• _WORK REQUEST_
Using the listing, work out the number of lines where "location" shows up, and answer with that number alone.

• _EXCERPTED RECORDS_
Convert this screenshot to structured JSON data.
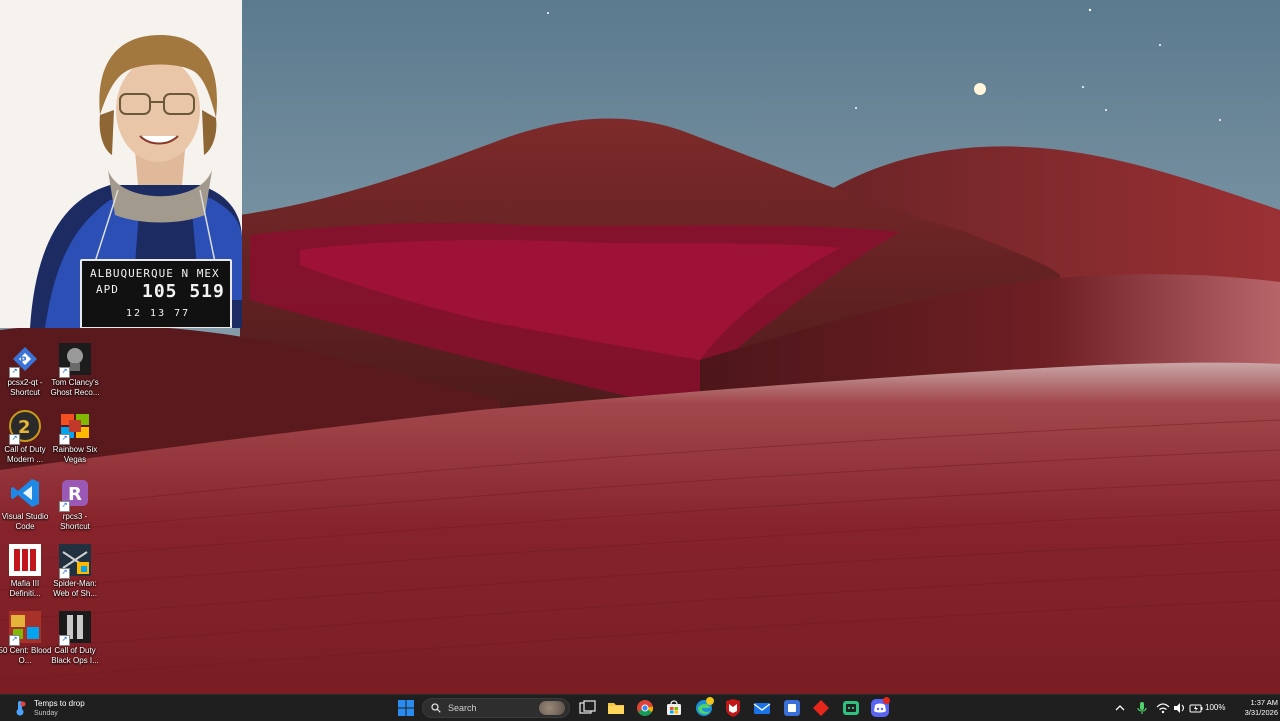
{
  "mugshot": {
    "placard_line1": "ALBUQUERQUE  N MEX",
    "placard_apd": "APD",
    "placard_number": "105 519",
    "placard_date": "12  13  77"
  },
  "desktop_icons": [
    {
      "label": "pcsx2-qt - Shortcut",
      "icon": "pcsx2-icon",
      "color": "#2f5fb0"
    },
    {
      "label": "Tom Clancy's Ghost Reco...",
      "icon": "ghost-recon-icon",
      "color": "#3a3a3a"
    },
    {
      "label": "Call of Duty Modern ...",
      "icon": "cod-modern-warfare-2-icon",
      "color": "#c79a1c"
    },
    {
      "label": "Rainbow Six Vegas",
      "icon": "rainbow-six-vegas-icon",
      "color": "#c0392b"
    },
    {
      "label": "Visual Studio Code",
      "icon": "vscode-icon",
      "color": "#1e88e5"
    },
    {
      "label": "rpcs3 - Shortcut",
      "icon": "rpcs3-icon",
      "color": "#8e44ad"
    },
    {
      "label": "Mafia III Definiti...",
      "icon": "mafia-iii-icon",
      "color": "#c0161c"
    },
    {
      "label": "Spider-Man: Web of Sh...",
      "icon": "spiderman-icon",
      "color": "#2c3e50"
    },
    {
      "label": "50 Cent: Blood O...",
      "icon": "50-cent-icon",
      "color": "#b03a2e"
    },
    {
      "label": "Call of Duty Black Ops I...",
      "icon": "cod-black-ops-icon",
      "color": "#3d3d3d"
    }
  ],
  "taskbar": {
    "weather": {
      "title": "Temps to drop",
      "subtitle": "Sunday"
    },
    "search_placeholder": "Search",
    "apps": [
      "start-icon",
      "search-icon",
      "task-view-icon",
      "file-explorer-icon",
      "chrome-icon",
      "microsoft-store-icon",
      "edge-icon",
      "mcafee-icon",
      "outlook-icon",
      "app-icon",
      "red-app-icon",
      "green-app-icon",
      "discord-icon"
    ],
    "tray": {
      "battery": "100%",
      "time": "1:37 AM",
      "date": "3/31/2026"
    }
  }
}
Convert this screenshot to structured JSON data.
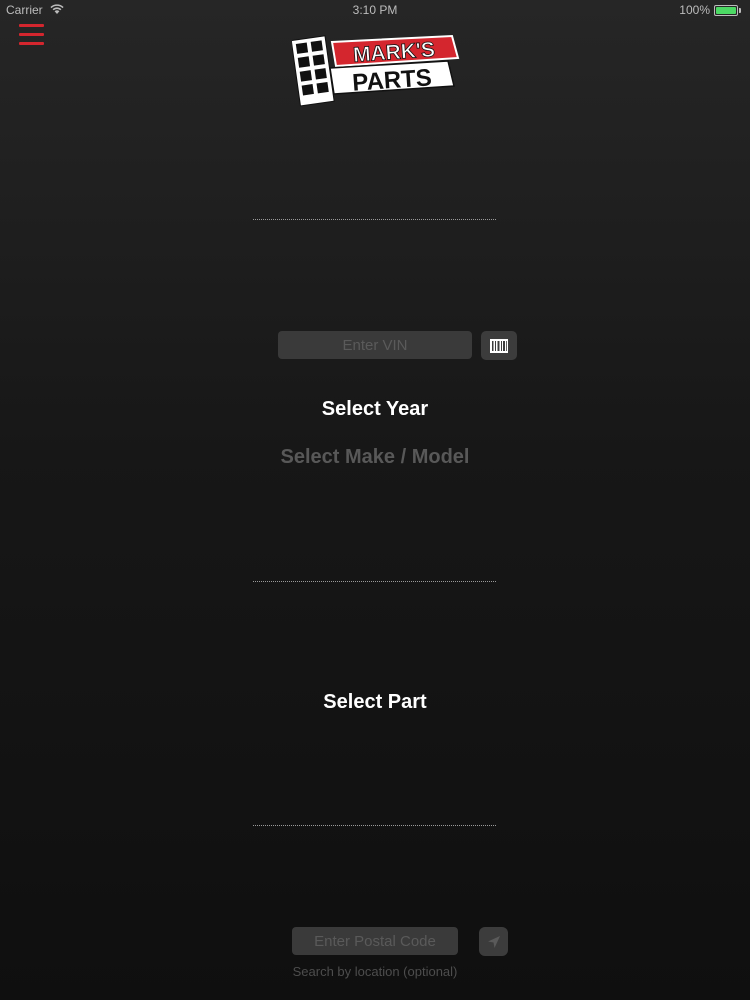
{
  "status_bar": {
    "carrier": "Carrier",
    "time": "3:10 PM",
    "battery": "100%",
    "battery_level": 1.0,
    "battery_color": "#4cd964"
  },
  "header": {
    "menu_icon": "hamburger-menu-icon",
    "menu_color": "#d4262e",
    "logo": {
      "line1": "MARK'S",
      "line2": "PARTS",
      "brand_red": "#d4262e"
    }
  },
  "vin": {
    "placeholder": "Enter VIN",
    "value": "",
    "scan_icon": "barcode-icon"
  },
  "selectors": {
    "year": "Select Year",
    "make_model": "Select Make / Model",
    "part": "Select Part"
  },
  "location": {
    "postal_placeholder": "Enter Postal Code",
    "postal_value": "",
    "location_icon": "location-icon",
    "hint": "Search by location (optional)"
  }
}
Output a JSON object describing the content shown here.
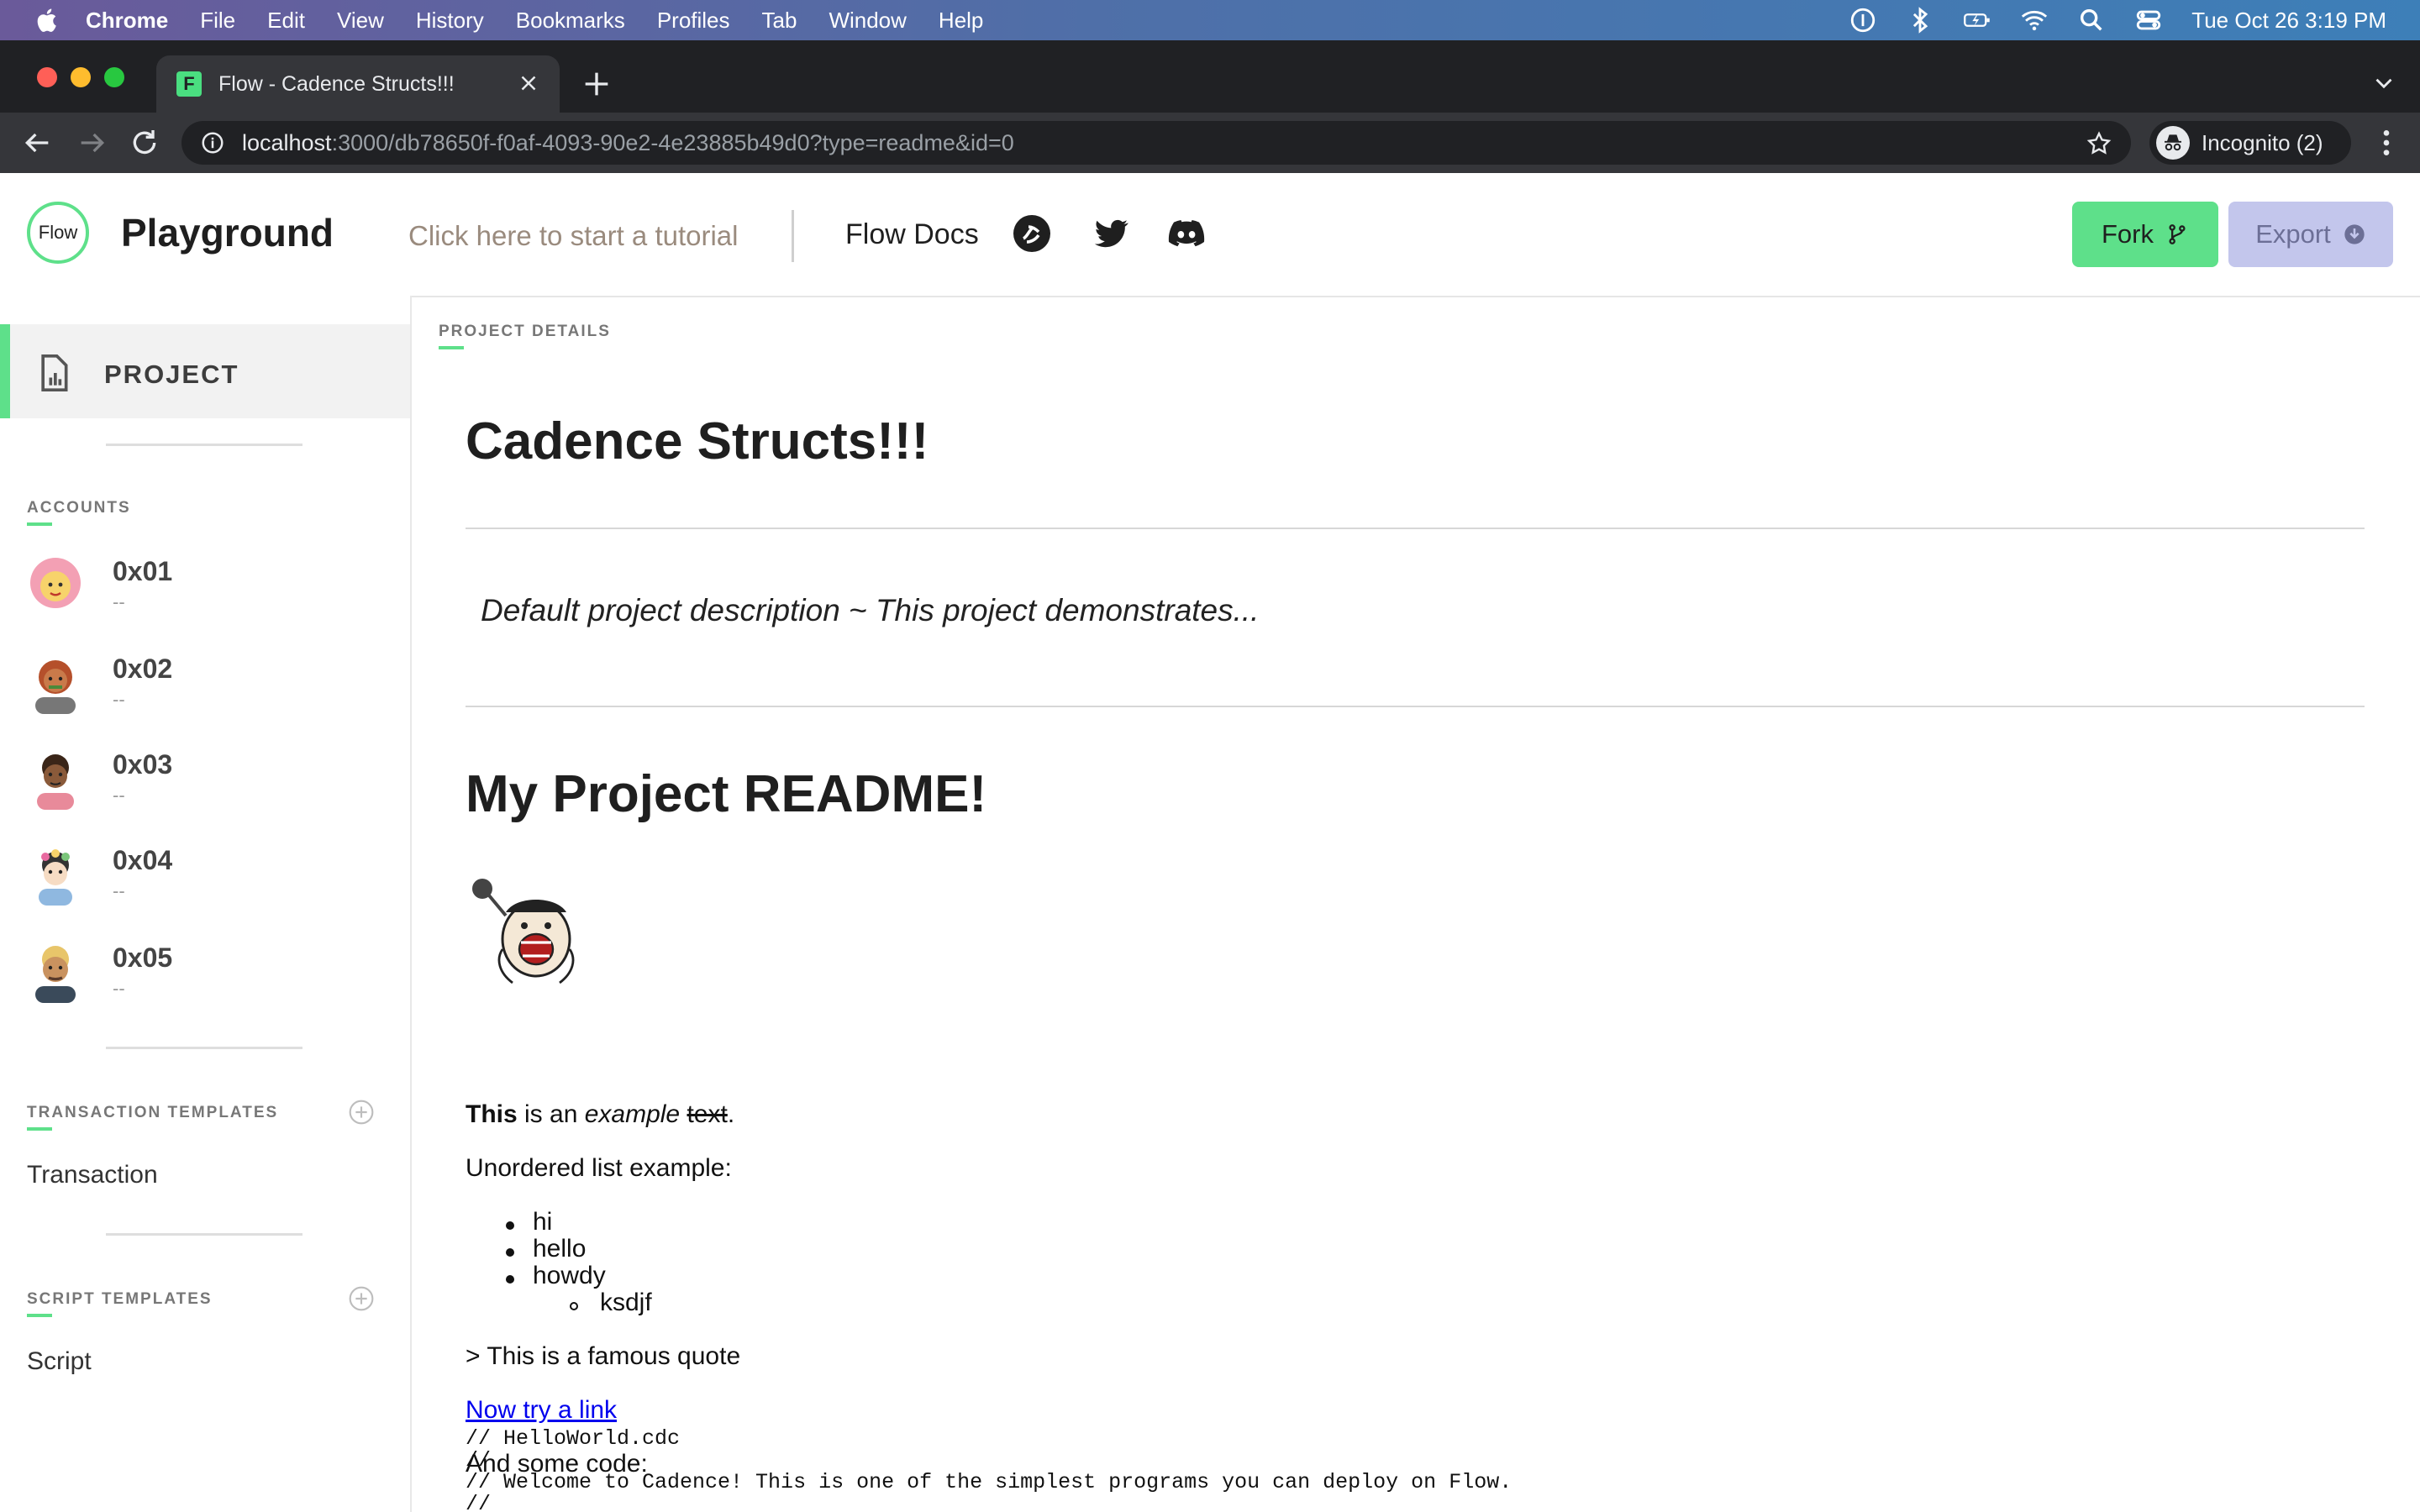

• _COMPLETED TASK_
3